While the June 2013 event had to be cancelled due to catastrophic flooding in Prague, the 2014 proceedings took place with the Czech capital city in full bloom. At the reception, the organizers presented a collection of photos showing how severe the damage actually was – including inundation of the Refra & Hitherm venue on the banks of the Vitava River.
In his kickoff presentation at the joint opening session, refractories consultant Charles E. Semler informed his audience that „The advancement of refractories technology never stops“. He described the situation of the global refractories industry, rapid growth in China and current trends within the branch. In the period of time between 2000 and 2012, annual steel production grew by 79% around the world, while China‘s output alone expanded by 463%! That, of course, was accompanied by greater demand for refractory products.
Eckhard Rimpel, Brick and Tile Research Institute Essen Regd, reported on “Energy efficiency in the ceramic industry“. He surveyed the available options for reducing energy consumption, e.g., by use of circulators, recycling of off-heat from dryers, etc.
Tomáš Rousek, Confederation of Industry of the Czech Republic, presented Europe‘s climate goals along with a rundown of the Czech Republic‘s own data.
“Czech and Slovak refractories in the background of the global refractory materials industry“ was the topic of a report by Tadeáš Franek, Refrasil, who illuminated the link between expanding global steel production and worldwide growth in the production of refractory materials.
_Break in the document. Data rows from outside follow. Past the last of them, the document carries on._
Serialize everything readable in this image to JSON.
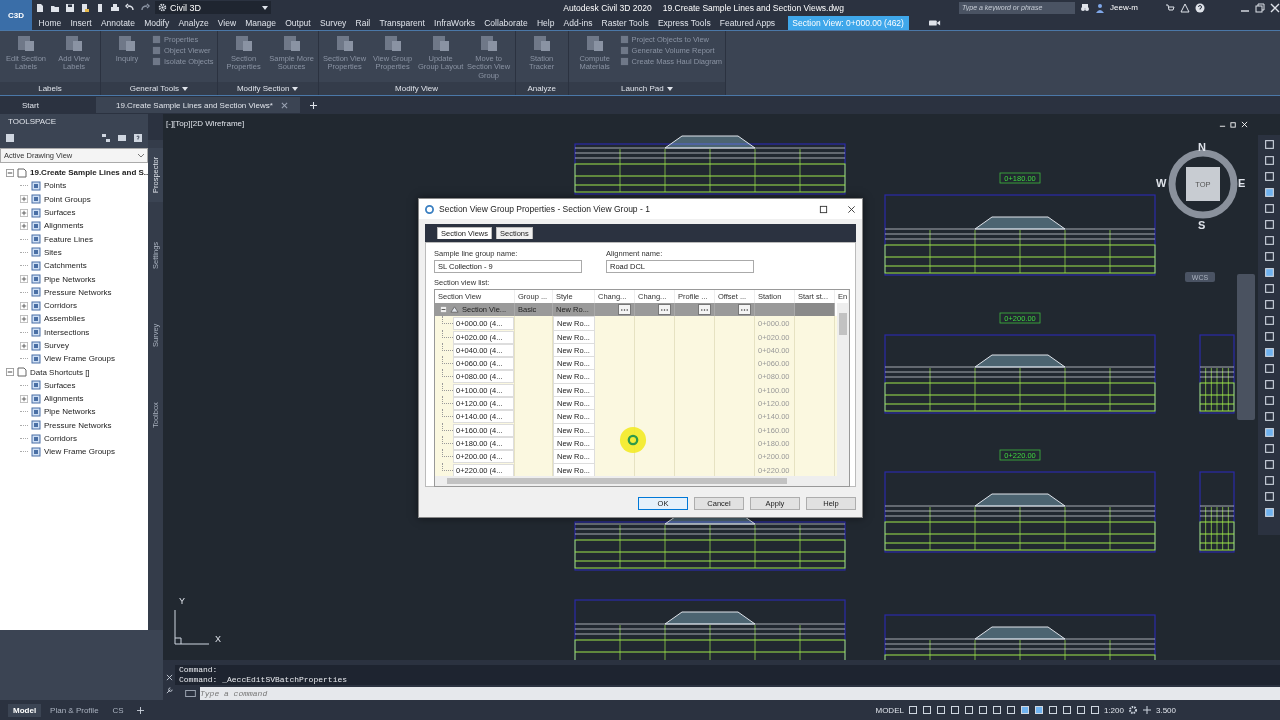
{
  "title_bar": {
    "app_button": "C3D",
    "workspace": "Civil 3D",
    "app_name": "Autodesk Civil 3D 2020",
    "file_name": "19.Create Sample Lines and Section Views.dwg",
    "search_placeholder": "Type a keyword or phrase",
    "user": "Jeew-m"
  },
  "ribbon_tabs": [
    {
      "label": "Home",
      "selected": false
    },
    {
      "label": "Insert",
      "selected": false
    },
    {
      "label": "Annotate",
      "selected": false
    },
    {
      "label": "Modify",
      "selected": false
    },
    {
      "label": "Analyze",
      "selected": false
    },
    {
      "label": "View",
      "selected": false
    },
    {
      "label": "Manage",
      "selected": false
    },
    {
      "label": "Output",
      "selected": false
    },
    {
      "label": "Survey",
      "selected": false
    },
    {
      "label": "Rail",
      "selected": false
    },
    {
      "label": "Transparent",
      "selected": false
    },
    {
      "label": "InfraWorks",
      "selected": false
    },
    {
      "label": "Collaborate",
      "selected": false
    },
    {
      "label": "Help",
      "selected": false
    },
    {
      "label": "Add-ins",
      "selected": false
    },
    {
      "label": "Raster Tools",
      "selected": false
    },
    {
      "label": "Express Tools",
      "selected": false
    },
    {
      "label": "Featured Apps",
      "selected": false
    },
    {
      "label": "Section View: 0+000.00 (462)",
      "selected": true
    }
  ],
  "ribbon_panels": [
    {
      "title": "Labels",
      "has_menu": false,
      "tools": [
        {
          "kind": "large",
          "label": "Edit Section Labels"
        },
        {
          "kind": "large",
          "label": "Add View Labels"
        }
      ]
    },
    {
      "title": "General Tools",
      "has_menu": true,
      "tools": [
        {
          "kind": "large",
          "label": "Inquiry"
        },
        {
          "kind": "small",
          "label": "Properties"
        },
        {
          "kind": "small",
          "label": "Object Viewer"
        },
        {
          "kind": "small",
          "label": "Isolate Objects"
        }
      ]
    },
    {
      "title": "Modify Section",
      "has_menu": true,
      "tools": [
        {
          "kind": "large",
          "label": "Section Properties"
        },
        {
          "kind": "large",
          "label": "Sample More Sources"
        }
      ]
    },
    {
      "title": "Modify View",
      "has_menu": false,
      "tools": [
        {
          "kind": "large",
          "label": "Section View Properties"
        },
        {
          "kind": "large",
          "label": "View Group Properties"
        },
        {
          "kind": "large",
          "label": "Update Group Layout"
        },
        {
          "kind": "large",
          "label": "Move to Section View Group"
        }
      ]
    },
    {
      "title": "Analyze",
      "has_menu": false,
      "tools": [
        {
          "kind": "large",
          "label": "Station Tracker"
        }
      ]
    },
    {
      "title": "Launch Pad",
      "has_menu": true,
      "tools": [
        {
          "kind": "large",
          "label": "Compute Materials"
        },
        {
          "kind": "small",
          "label": "Project Objects to View"
        },
        {
          "kind": "small",
          "label": "Generate Volume Report"
        },
        {
          "kind": "small",
          "label": "Create Mass Haul Diagram"
        }
      ]
    }
  ],
  "doc_tabs": [
    {
      "label": "Start",
      "selected": false
    },
    {
      "label": "19.Create Sample Lines and Section Views*",
      "selected": true
    }
  ],
  "toolspace": {
    "title": "TOOLSPACE",
    "view": "Active Drawing View",
    "tree": [
      {
        "label": "19.Create Sample Lines and S...",
        "expanded": true,
        "children": [
          {
            "label": "Points",
            "expandable": false
          },
          {
            "label": "Point Groups",
            "expandable": true
          },
          {
            "label": "Surfaces",
            "expandable": true
          },
          {
            "label": "Alignments",
            "expandable": true
          },
          {
            "label": "Feature Lines",
            "expandable": false
          },
          {
            "label": "Sites",
            "expandable": false
          },
          {
            "label": "Catchments",
            "expandable": false
          },
          {
            "label": "Pipe Networks",
            "expandable": true
          },
          {
            "label": "Pressure Networks",
            "expandable": false
          },
          {
            "label": "Corridors",
            "expandable": true
          },
          {
            "label": "Assemblies",
            "expandable": true
          },
          {
            "label": "Intersections",
            "expandable": false
          },
          {
            "label": "Survey",
            "expandable": true
          },
          {
            "label": "View Frame Groups",
            "expandable": false
          }
        ]
      },
      {
        "label": "Data Shortcuts []",
        "expanded": true,
        "children": [
          {
            "label": "Surfaces",
            "expandable": false
          },
          {
            "label": "Alignments",
            "expandable": true
          },
          {
            "label": "Pipe Networks",
            "expandable": false
          },
          {
            "label": "Pressure Networks",
            "expandable": false
          },
          {
            "label": "Corridors",
            "expandable": false
          },
          {
            "label": "View Frame Groups",
            "expandable": false
          }
        ]
      }
    ],
    "side_tabs": [
      {
        "label": "Prospector",
        "selected": true
      },
      {
        "label": "Settings",
        "selected": false
      },
      {
        "label": "Survey",
        "selected": false
      },
      {
        "label": "Toolbox",
        "selected": false
      }
    ]
  },
  "viewport": {
    "label": "[-][Top][2D Wireframe]",
    "station_labels": [
      "0+180.00",
      "0+200.00",
      "0+220.00"
    ],
    "viewcube": {
      "face": "TOP",
      "north": "N",
      "south": "S",
      "east": "E",
      "west": "W",
      "ucs": "WCS"
    },
    "axes": {
      "y": "Y",
      "x": "X"
    }
  },
  "dialog": {
    "title": "Section View Group Properties - Section View Group - 1",
    "tabs": [
      {
        "label": "Section Views",
        "selected": true
      },
      {
        "label": "Sections",
        "selected": false
      }
    ],
    "sample_line_group": {
      "label": "Sample line group name:",
      "value": "SL Collection - 9"
    },
    "alignment": {
      "label": "Alignment name:",
      "value": "Road DCL"
    },
    "list_label": "Section view list:",
    "columns": [
      "Section View",
      "Group ...",
      "Style",
      "Chang...",
      "Chang...",
      "Profile ...",
      "Offset ...",
      "Station",
      "Start st...",
      "En"
    ],
    "group_row": {
      "name": "Section Vie...",
      "group": "Basic",
      "style": "New Ro...",
      "expanded": true
    },
    "rows": [
      {
        "name": "0+000.00 (4...",
        "style": "New Ro...",
        "station": "0+000.00"
      },
      {
        "name": "0+020.00 (4...",
        "style": "New Ro...",
        "station": "0+020.00"
      },
      {
        "name": "0+040.00 (4...",
        "style": "New Ro...",
        "station": "0+040.00"
      },
      {
        "name": "0+060.00 (4...",
        "style": "New Ro...",
        "station": "0+060.00"
      },
      {
        "name": "0+080.00 (4...",
        "style": "New Ro...",
        "station": "0+080.00"
      },
      {
        "name": "0+100.00 (4...",
        "style": "New Ro...",
        "station": "0+100.00"
      },
      {
        "name": "0+120.00 (4...",
        "style": "New Ro...",
        "station": "0+120.00"
      },
      {
        "name": "0+140.00 (4...",
        "style": "New Ro...",
        "station": "0+140.00"
      },
      {
        "name": "0+160.00 (4...",
        "style": "New Ro...",
        "station": "0+160.00"
      },
      {
        "name": "0+180.00 (4...",
        "style": "New Ro...",
        "station": "0+180.00"
      },
      {
        "name": "0+200.00 (4...",
        "style": "New Ro...",
        "station": "0+200.00"
      },
      {
        "name": "0+220.00 (4...",
        "style": "New Ro...",
        "station": "0+220.00"
      }
    ],
    "buttons": [
      {
        "label": "OK",
        "default": true
      },
      {
        "label": "Cancel",
        "default": false
      },
      {
        "label": "Apply",
        "default": false
      },
      {
        "label": "Help",
        "default": false
      }
    ]
  },
  "command_line": {
    "history": [
      "Command:",
      "Command:  _AeccEditSVBatchProperties"
    ],
    "placeholder": "Type a command"
  },
  "status_bar": {
    "layout_tabs": [
      {
        "label": "Model",
        "selected": true
      },
      {
        "label": "Plan & Profile",
        "selected": false
      },
      {
        "label": "CS",
        "selected": false
      }
    ],
    "space": "MODEL",
    "scale": "1:200",
    "value": "3.500"
  }
}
Specifically, however, the production of lower-quality refractories is declining, while that of high-quality ceramics is on the rise.
Friedrich Raether, Fraunhofer Institute for Silicate Research ISC, discussed „Thermo-optical characterization at high temperatures – state of art and future prospects“, explaining the various apparatus and measuring instruments, along with their respective application potentials.
David Pearmain, Lucideon, elucidated the capabilities of “Field enhanced sintering for whiteware ceramics“. Since sintering counts among the most energy intensive processes in the field of conventional ceramic production, the possibility of sintering in an electric field at comparatively low temperatures opens up new possibilities for saving energy.
After the joint opening session, the 100-plus participants were able to gather information on their own pet topics at either of the two parallel international conferences. The Refra presentations concentrated mainly on shaped and unshaped refractories, new materials and applications, insulating materials, corrosion of refractory linings and environmental challenges. That conference was continued on May 14. Hitherm, for its part, was more occupied with such topics as high-temperature processes, heating systems, kiln and burner technology, energy efficiency and heat recovery in high-temperature technology, materials for high-temperature technologies, and control/measuring equipment.